§ **Task description**:
All of the entries should be written out again exactly.
[Start of Attachment]
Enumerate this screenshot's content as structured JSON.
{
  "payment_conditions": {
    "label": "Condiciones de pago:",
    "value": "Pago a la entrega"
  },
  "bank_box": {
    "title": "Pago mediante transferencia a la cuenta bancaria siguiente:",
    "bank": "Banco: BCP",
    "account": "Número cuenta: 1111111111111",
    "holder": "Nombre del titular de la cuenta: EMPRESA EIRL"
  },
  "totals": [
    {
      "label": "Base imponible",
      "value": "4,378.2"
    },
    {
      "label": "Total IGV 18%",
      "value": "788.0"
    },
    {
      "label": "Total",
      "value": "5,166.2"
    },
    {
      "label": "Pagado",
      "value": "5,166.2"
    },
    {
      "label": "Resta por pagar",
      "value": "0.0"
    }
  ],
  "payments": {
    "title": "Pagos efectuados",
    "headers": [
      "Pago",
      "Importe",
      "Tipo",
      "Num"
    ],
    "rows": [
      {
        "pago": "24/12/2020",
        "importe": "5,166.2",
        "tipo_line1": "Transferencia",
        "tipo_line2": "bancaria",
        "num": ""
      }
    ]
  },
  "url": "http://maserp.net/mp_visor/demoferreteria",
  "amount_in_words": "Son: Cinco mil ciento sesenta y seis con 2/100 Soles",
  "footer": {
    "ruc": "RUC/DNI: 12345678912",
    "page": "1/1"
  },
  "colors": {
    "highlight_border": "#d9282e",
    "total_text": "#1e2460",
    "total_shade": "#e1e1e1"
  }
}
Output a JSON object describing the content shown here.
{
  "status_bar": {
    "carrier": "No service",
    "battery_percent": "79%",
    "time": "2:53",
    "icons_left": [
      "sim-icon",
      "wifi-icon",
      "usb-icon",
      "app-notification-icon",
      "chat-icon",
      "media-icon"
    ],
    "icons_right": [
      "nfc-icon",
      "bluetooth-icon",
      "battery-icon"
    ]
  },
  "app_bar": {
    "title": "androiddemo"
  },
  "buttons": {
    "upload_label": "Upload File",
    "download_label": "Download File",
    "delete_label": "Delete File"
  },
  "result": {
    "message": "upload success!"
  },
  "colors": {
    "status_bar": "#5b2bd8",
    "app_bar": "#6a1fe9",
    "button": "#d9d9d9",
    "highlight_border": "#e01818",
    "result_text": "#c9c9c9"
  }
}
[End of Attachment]
§ **Exercise answer**:
Enumerate this screenshot's content as structured JSON.
{
  "payment_conditions": {
    "label": "Condiciones de pago:",
    "value": "Pago a la entrega"
  },
  "bank_box": {
    "title": "Pago mediante transferencia a la cuenta bancaria siguiente:",
    "bank": "Banco: BCP",
    "account": "Número cuenta: 1111111111111",
    "holder": "Nombre del titular de la cuenta: EMPRESA EIRL"
  },
  "totals": [
    {
      "label": "Base imponible",
      "value": "4,378.2"
    },
    {
      "label": "Total IGV 18%",
      "value": "788.0"
    },
    {
      "label": "Total",
      "value": "5,166.2"
    },
    {
      "label": "Pagado",
      "value": "5,166.2"
    },
    {
      "label": "Resta por pagar",
      "value": "0.0"
    }
  ],
  "payments": {
    "title": "Pagos efectuados",
    "headers": [
      "Pago",
      "Importe",
      "Tipo",
      "Num"
    ],
    "rows": [
      {
        "pago": "24/12/2020",
        "importe": "5,166.2",
        "tipo_line1": "Transferencia",
        "tipo_line2": "bancaria",
        "num": ""
      }
    ]
  },
  "url": "http://maserp.net/mp_visor/demoferreteria",
  "amount_in_words": "Son: Cinco mil ciento sesenta y seis con 2/100 Soles",
  "footer": {
    "ruc": "RUC/DNI: 12345678912",
    "page": "1/1"
  },
  "colors": {
    "highlight_border": "#d9282e",
    "total_text": "#1e2460",
    "total_shade": "#e1e1e1"
  }
}
Output a JSON object describing the content shown here.
{
  "status_bar": {
    "carrier": "No service",
    "battery_percent": "79%",
    "time": "2:53",
    "icons_left": [
      "sim-icon",
      "wifi-icon",
      "usb-icon",
      "app-notification-icon",
      "chat-icon",
      "media-icon"
    ],
    "icons_right": [
      "nfc-icon",
      "bluetooth-icon",
      "battery-icon"
    ]
  },
  "app_bar": {
    "title": "androiddemo"
  },
  "buttons": {
    "upload_label": "Upload File",
    "download_label": "Download File",
    "delete_label": "Delete File"
  },
  "result": {
    "message": "upload success!"
  },
  "colors": {
    "status_bar": "#5b2bd8",
    "app_bar": "#6a1fe9",
    "button": "#d9d9d9",
    "highlight_border": "#e01818",
    "result_text": "#c9c9c9"
  }
}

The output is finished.